Location: Soybean Genomics and Improvement
Project Number: 8042-22000-278-00
Start Date: Mar 25, 2012
End Date: Mar 24, 2017

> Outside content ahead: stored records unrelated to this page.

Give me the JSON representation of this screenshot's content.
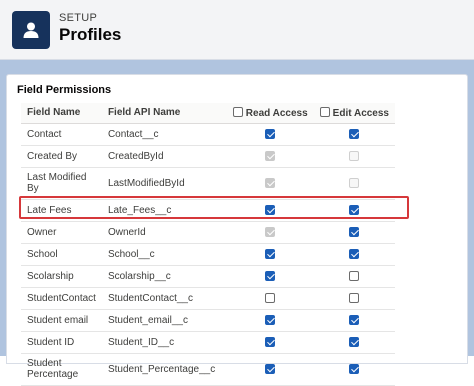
{
  "header": {
    "breadcrumb": "SETUP",
    "title": "Profiles"
  },
  "section": {
    "title": "Field Permissions"
  },
  "table": {
    "columns": {
      "field_name": "Field Name",
      "field_api_name": "Field API Name",
      "read_access": "Read Access",
      "edit_access": "Edit Access"
    },
    "rows": [
      {
        "name": "Contact",
        "api": "Contact__c",
        "read": "checked",
        "edit": "checked"
      },
      {
        "name": "Created By",
        "api": "CreatedById",
        "read": "checked-disabled",
        "edit": "unchecked-disabled"
      },
      {
        "name": "Last Modified By",
        "api": "LastModifiedById",
        "read": "checked-disabled",
        "edit": "unchecked-disabled"
      },
      {
        "name": "Late Fees",
        "api": "Late_Fees__c",
        "read": "checked",
        "edit": "checked"
      },
      {
        "name": "Owner",
        "api": "OwnerId",
        "read": "checked-disabled",
        "edit": "checked"
      },
      {
        "name": "School",
        "api": "School__c",
        "read": "checked",
        "edit": "checked"
      },
      {
        "name": "Scolarship",
        "api": "Scolarship__c",
        "read": "checked",
        "edit": "unchecked"
      },
      {
        "name": "StudentContact",
        "api": "StudentContact__c",
        "read": "unchecked",
        "edit": "unchecked"
      },
      {
        "name": "Student email",
        "api": "Student_email__c",
        "read": "checked",
        "edit": "checked"
      },
      {
        "name": "Student ID",
        "api": "Student_ID__c",
        "read": "checked",
        "edit": "checked"
      },
      {
        "name": "Student Percentage",
        "api": "Student_Percentage__c",
        "read": "checked",
        "edit": "checked"
      }
    ]
  },
  "colors": {
    "highlight": "#d6383b",
    "checkbox_checked": "#1b5eb7",
    "header_icon": "#16325c"
  },
  "icons": {
    "header": "user-icon"
  }
}
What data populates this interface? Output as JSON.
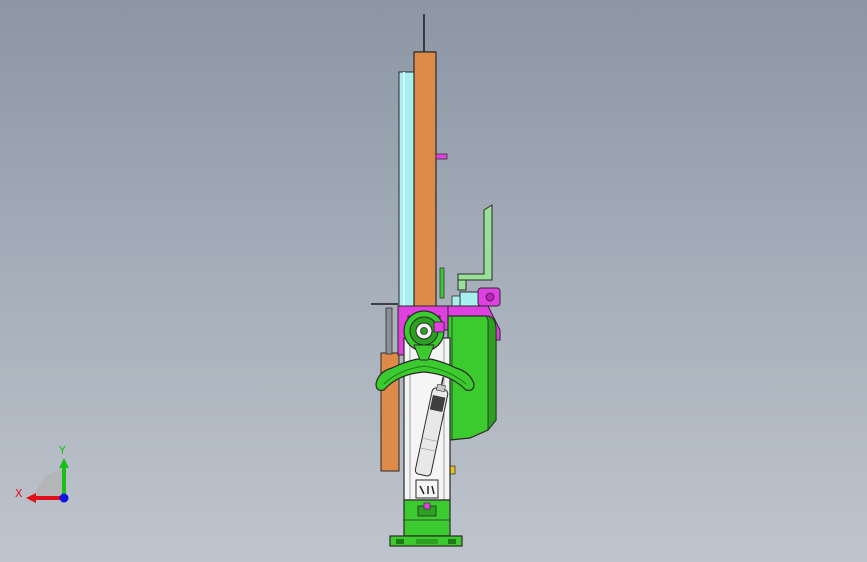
{
  "triad": {
    "x_label": "X",
    "y_label": "Y",
    "x_color": "#e0101a",
    "y_color": "#18c018",
    "z_color": "#1010e0"
  },
  "colors": {
    "background_top": "#8c96a4",
    "background_bottom": "#bfc5cd",
    "orange_post": "#de8a48",
    "cyan_rod": "#a8f0f0",
    "green_base": "#3ccb2e",
    "magenta_bracket": "#e040e0",
    "light_green_handle": "#9ae098",
    "white_housing": "#f5f5f5",
    "edge_line": "#1a1a1a"
  }
}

The Electron and Confocal Microscopy Unit (ECMU) is a core facility which provides collaborative assistance for the Beltsville Agricultural Research Center scientists in need of high resolution imaging in their research programs. The facility is equipped with state-of-the-art electron microscopes [transmission (TEM) and scanning (SEM)] and a confocal laser scanning microscope (CLSM). A scanning electron microscope equipped with a cryostage allows samples to be studied in the frozen state for the observation of ultra-delicate external structures of organisms and the study of behavioral interactions on their hosts. Variable pressure SEM requires minimal specimen preparation for rapid observation of specimens. The ECMU also possesses a high-resolution transmission electron microscope that is used to obtain detailed internal ultra-structural information from very thin sections of plastic embedded material. The CLSM permits the study of fluorescent organelles, tissue, proteins, cells with high color contrast and in 3 dimensions. Cellular and subcellular structures are easily observed and photographed using these approaches to provide compositional information as well. Techniques including critical point drying, freeze drying, freeze substitution, freeze etching, rapid freezing, negative staining, thin sectioning, sputter coating, high vacuum evaporation, immunogold labeling, single and multiplex fluorescent labeling are performed on a wide variety of sample types that arise from research projects at BARC. If existing methods are inadequate for appropriately viewing a particular specimen, new techniques, preparative methodologies, fluorochromes, specimen holders and equipment are designed and developed. Training will be provided to staff of collaborating scientists to assist in creating and enhancing images. The final result is dramatic, high-resolution, digitally-achievable images of many of the most important organisms affecting agriculture.